EXERCISE DETAILS:
From the listing below, pull each line that includes "this".

SUPPLIED INFORMATION:

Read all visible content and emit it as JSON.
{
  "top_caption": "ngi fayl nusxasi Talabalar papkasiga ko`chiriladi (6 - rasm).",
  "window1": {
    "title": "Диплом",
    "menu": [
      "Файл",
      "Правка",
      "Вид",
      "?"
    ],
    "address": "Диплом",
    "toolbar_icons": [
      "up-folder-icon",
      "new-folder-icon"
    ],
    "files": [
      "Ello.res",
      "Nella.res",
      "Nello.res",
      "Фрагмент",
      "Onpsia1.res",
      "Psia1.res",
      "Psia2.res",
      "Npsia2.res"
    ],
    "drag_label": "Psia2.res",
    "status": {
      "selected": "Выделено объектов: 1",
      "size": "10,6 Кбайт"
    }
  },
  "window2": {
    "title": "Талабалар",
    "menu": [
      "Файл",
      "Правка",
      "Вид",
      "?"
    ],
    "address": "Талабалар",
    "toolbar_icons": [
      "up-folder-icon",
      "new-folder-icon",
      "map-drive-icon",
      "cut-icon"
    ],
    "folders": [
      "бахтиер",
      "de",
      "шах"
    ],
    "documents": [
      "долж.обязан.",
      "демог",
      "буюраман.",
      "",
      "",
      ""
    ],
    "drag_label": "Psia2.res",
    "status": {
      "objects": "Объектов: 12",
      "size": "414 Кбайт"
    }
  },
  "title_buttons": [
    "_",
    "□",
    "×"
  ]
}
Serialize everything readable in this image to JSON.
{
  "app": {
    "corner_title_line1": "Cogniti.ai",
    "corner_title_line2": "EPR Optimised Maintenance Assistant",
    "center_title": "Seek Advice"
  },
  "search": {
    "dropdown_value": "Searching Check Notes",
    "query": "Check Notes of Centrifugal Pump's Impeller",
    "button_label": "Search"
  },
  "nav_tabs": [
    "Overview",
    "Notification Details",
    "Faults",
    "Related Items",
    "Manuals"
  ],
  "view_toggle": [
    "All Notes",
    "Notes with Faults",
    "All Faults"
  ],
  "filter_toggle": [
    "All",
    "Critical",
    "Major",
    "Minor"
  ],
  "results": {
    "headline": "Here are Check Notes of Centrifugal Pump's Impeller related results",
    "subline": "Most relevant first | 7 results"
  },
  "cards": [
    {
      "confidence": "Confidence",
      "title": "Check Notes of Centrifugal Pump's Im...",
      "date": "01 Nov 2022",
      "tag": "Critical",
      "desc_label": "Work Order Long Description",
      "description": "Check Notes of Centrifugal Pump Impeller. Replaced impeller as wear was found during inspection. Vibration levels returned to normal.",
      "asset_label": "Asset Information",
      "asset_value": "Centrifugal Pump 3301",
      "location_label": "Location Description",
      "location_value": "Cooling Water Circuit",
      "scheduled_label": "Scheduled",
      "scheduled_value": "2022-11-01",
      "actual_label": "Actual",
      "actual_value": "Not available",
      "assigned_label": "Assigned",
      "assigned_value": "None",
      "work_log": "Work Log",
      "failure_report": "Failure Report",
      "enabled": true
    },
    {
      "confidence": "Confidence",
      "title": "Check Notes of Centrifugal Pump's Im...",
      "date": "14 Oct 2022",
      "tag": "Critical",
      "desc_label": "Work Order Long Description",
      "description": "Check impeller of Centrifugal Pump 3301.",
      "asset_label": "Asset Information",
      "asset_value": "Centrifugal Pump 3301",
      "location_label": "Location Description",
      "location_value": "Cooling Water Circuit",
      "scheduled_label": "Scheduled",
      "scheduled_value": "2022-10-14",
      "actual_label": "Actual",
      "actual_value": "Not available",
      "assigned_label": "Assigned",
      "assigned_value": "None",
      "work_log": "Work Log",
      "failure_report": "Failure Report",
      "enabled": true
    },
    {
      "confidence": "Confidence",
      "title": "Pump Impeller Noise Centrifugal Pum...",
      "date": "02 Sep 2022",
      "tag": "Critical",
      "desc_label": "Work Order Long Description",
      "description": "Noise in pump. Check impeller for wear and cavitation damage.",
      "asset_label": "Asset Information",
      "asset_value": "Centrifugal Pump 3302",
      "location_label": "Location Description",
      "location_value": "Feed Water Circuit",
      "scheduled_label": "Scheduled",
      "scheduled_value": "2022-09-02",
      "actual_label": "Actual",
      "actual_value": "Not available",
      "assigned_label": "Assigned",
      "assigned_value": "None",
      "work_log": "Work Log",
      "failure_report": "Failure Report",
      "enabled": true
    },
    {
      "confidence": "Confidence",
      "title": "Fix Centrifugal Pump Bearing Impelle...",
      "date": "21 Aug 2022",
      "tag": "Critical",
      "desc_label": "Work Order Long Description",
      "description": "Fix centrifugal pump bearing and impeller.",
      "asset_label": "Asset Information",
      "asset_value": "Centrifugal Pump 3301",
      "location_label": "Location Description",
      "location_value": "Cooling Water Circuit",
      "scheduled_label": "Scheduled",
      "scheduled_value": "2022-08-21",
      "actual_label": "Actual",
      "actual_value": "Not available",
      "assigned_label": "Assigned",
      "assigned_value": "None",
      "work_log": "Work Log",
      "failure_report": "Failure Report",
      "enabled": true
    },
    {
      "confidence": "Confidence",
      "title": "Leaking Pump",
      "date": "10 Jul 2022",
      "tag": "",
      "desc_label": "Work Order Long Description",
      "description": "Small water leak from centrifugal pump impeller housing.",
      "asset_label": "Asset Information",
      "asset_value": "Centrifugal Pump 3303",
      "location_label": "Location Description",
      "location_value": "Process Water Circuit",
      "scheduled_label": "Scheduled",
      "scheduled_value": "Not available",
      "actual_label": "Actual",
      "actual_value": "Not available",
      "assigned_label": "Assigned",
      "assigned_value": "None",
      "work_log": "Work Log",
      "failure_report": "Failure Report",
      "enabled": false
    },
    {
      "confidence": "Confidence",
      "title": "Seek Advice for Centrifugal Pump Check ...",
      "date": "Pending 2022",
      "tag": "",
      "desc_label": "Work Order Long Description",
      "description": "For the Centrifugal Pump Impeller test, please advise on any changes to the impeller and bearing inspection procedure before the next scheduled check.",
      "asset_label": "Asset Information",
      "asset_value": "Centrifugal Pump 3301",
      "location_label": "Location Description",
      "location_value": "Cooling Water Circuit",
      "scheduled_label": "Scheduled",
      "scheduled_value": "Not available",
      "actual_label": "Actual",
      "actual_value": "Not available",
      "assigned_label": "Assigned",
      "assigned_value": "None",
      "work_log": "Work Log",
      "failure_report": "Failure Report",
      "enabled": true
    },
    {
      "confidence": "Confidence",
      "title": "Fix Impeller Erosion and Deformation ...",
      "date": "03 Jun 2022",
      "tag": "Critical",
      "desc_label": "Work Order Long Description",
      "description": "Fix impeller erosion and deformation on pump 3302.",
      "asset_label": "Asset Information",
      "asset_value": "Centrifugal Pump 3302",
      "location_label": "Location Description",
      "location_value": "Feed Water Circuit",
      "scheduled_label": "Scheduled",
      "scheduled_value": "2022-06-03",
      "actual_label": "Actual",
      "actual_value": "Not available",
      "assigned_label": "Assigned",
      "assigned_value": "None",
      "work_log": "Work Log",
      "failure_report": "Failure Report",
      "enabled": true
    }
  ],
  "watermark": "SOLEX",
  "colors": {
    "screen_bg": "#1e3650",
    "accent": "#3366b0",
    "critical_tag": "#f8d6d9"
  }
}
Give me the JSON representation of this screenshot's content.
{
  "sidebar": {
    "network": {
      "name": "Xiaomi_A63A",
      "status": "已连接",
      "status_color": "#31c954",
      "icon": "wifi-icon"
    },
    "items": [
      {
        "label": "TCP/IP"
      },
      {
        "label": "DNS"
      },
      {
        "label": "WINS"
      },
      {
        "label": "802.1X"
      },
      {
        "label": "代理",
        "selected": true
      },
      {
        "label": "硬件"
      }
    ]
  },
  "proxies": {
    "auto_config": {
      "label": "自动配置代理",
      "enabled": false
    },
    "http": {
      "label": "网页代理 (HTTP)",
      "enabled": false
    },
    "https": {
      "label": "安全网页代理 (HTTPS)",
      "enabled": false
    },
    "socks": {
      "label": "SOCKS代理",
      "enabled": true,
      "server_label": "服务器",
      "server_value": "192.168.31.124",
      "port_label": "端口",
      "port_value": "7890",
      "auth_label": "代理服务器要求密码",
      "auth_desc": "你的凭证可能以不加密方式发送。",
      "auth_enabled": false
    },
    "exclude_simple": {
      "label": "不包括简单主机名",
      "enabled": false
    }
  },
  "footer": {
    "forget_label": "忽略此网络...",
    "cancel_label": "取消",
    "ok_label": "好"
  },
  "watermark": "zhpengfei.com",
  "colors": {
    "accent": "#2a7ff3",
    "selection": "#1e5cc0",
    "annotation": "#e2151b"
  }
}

OUTPUT OF THE TASK:
Serialize everything readable in this image to JSON.
Give me the JSON representation of this screenshot's content.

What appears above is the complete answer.